The shy mountain
The combination of latitude (being at the Equator) and altitude makes for an interesting biology here. Many of the species are endemic, specialised with adaptations to strong sunlight and ultraviolet along with cold and fluctuating temperatures. At the highest altitudes of Afro alpine zone, it is summer every day and freezing winter every night. Mount Kenya National Park is certainly on my "to accomplish" list, hopefully someday that does get struck out as "completed". The final moments in the Ol Pejeta Conservancy were spent capturing a flitting cisticola on camera. At the end of a tired and hungry day (we had skipped lunch so as to not miss out on what we could "see"), we reached our lodge at Naro Moru - just as the topical sun slipped out without notice to let the chilly night sneak in; its silence broken only by the roars of colobus monkeys.
We started back for Nairobi the following morning – carrying in our minds the image of a pair of crowned hornbills perched together outside a room window, one of them looking at its reflection on the glass (who knows maybe admiring the long red down-curved bill) while the other looked away. Not the one for abstract souvenirs, Adi went for more tangible mementos - he made us tear away two colourful balls from the Christmas decorations in the lodge (he has them till this day, although as one would expect, he has no recollection of the clandestine effort that went towards "lifting" them).
Crowned hornbills
On our way back, I was glued to the window watching the plantations of napier grass (grown as livestock fodder), banana, maize, coffee and pineapple zip past us. All of sudden I shouted out, was thinking aloud actually - we had forgotten to get our packed lunch. The carried forward lunch from the day before had been missed again; that too after prolonged discussions with numerous people over the last two and half days on how this mission needed to be carried out. We all burst out laughing at the thought. There was a sigh of relief from Atanu, he had just managed to avoid a double hat-trick of potato disappointment; full credit to him though for braving the potato repeatedly!

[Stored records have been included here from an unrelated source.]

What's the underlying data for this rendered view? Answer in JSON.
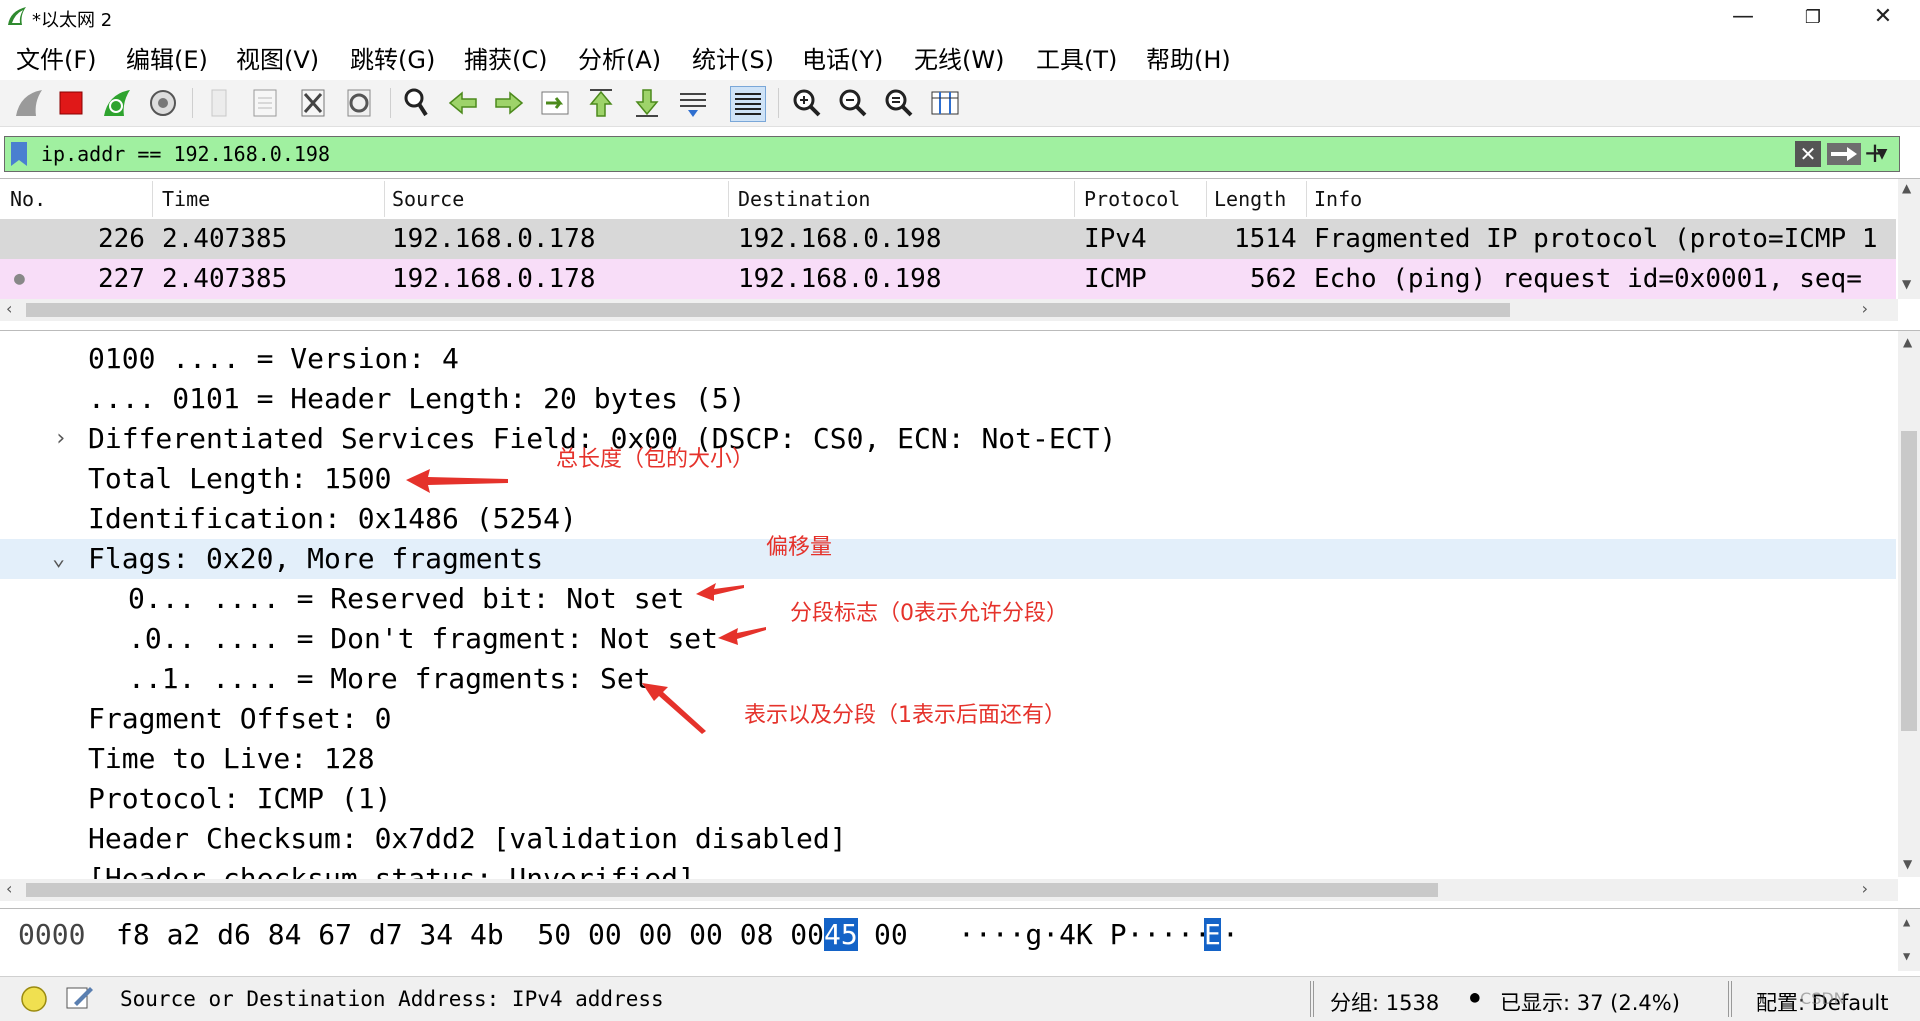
{
  "window": {
    "title": "*以太网 2",
    "minimize_icon": "minimize-icon",
    "maximize_icon": "restore-icon",
    "close_icon": "close-icon"
  },
  "menu": [
    "文件(F)",
    "编辑(E)",
    "视图(V)",
    "跳转(G)",
    "捕获(C)",
    "分析(A)",
    "统计(S)",
    "电话(Y)",
    "无线(W)",
    "工具(T)",
    "帮助(H)"
  ],
  "toolbar": {
    "icons": [
      "start-capture-icon",
      "stop-capture-icon",
      "restart-capture-icon",
      "capture-options-icon",
      "open-file-icon",
      "save-file-icon",
      "close-file-icon",
      "reload-file-icon",
      "find-packet-icon",
      "go-back-icon",
      "go-forward-icon",
      "go-to-packet-icon",
      "go-first-icon",
      "go-last-icon",
      "autoscroll-icon",
      "colorize-icon",
      "zoom-in-icon",
      "zoom-out-icon",
      "zoom-normal-icon",
      "resize-columns-icon"
    ]
  },
  "filter": {
    "value": "ip.addr == 192.168.0.198",
    "bg_color": "#a0f0a0"
  },
  "packet_list": {
    "columns": [
      "No.",
      "Time",
      "Source",
      "Destination",
      "Protocol",
      "Length",
      "Info"
    ],
    "rows": [
      {
        "no": "226",
        "time": "2.407385",
        "source": "192.168.0.178",
        "destination": "192.168.0.198",
        "protocol": "IPv4",
        "length": "1514",
        "info": "Fragmented IP protocol (proto=ICMP 1",
        "bg": "#d8d8d8"
      },
      {
        "no": "227",
        "time": "2.407385",
        "source": "192.168.0.178",
        "destination": "192.168.0.198",
        "protocol": "ICMP",
        "length": "562",
        "info": "Echo (ping) request  id=0x0001, seq=",
        "bg": "#f8ddf8"
      }
    ]
  },
  "details": {
    "lines": [
      "0100 .... = Version: 4",
      ".... 0101 = Header Length: 20 bytes (5)",
      "Differentiated Services Field: 0x00 (DSCP: CS0, ECN: Not-ECT)",
      "Total Length: 1500",
      "Identification: 0x1486 (5254)",
      "Flags: 0x20, More fragments",
      "0... .... = Reserved bit: Not set",
      ".0.. .... = Don't fragment: Not set",
      "..1. .... = More fragments: Set",
      "Fragment Offset: 0",
      "Time to Live: 128",
      "Protocol: ICMP (1)",
      "Header Checksum: 0x7dd2 [validation disabled]",
      "[Header checksum status: Unverified]"
    ],
    "annotations": [
      "总长度（包的大小）",
      "偏移量",
      "分段标志（0表示允许分段）",
      "表示以及分段（1表示后面还有）"
    ],
    "selected_bg": "#e3effa"
  },
  "bytes": {
    "offset": "0000",
    "hex_before": "f8 a2 d6 84 67 d7 34 4b  50 00 00 00 08 00",
    "hex_selected": "45",
    "hex_after": "00",
    "ascii_before": "····g·4K P·····",
    "ascii_selected": "E",
    "ascii_after": "·"
  },
  "status": {
    "field": "Source or Destination Address: IPv4 address",
    "packets": "分组: 1538",
    "displayed": "已显示: 37 (2.4%)",
    "profile": "配置: Default",
    "watermark": "CSDN"
  },
  "colors": {
    "annotation_red": "#e5322b",
    "highlight_blue": "#1463c7"
  }
}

I want to end this piece with a thought (or should I say a matter of fact) that I came across while researching on the rift valley and Mount Kenya - I had never thought on these lines before. Fertilisers feed our masses, gasoline powers our engines of war and peace, plastics form our consumer products, gas heats our homes, and coal makes our electricity. Believe it or not, all these things come from the past rifting and colliding of the continents!


1 comment:

  1. Very interesting and illuminating as usual! Keep them coming:)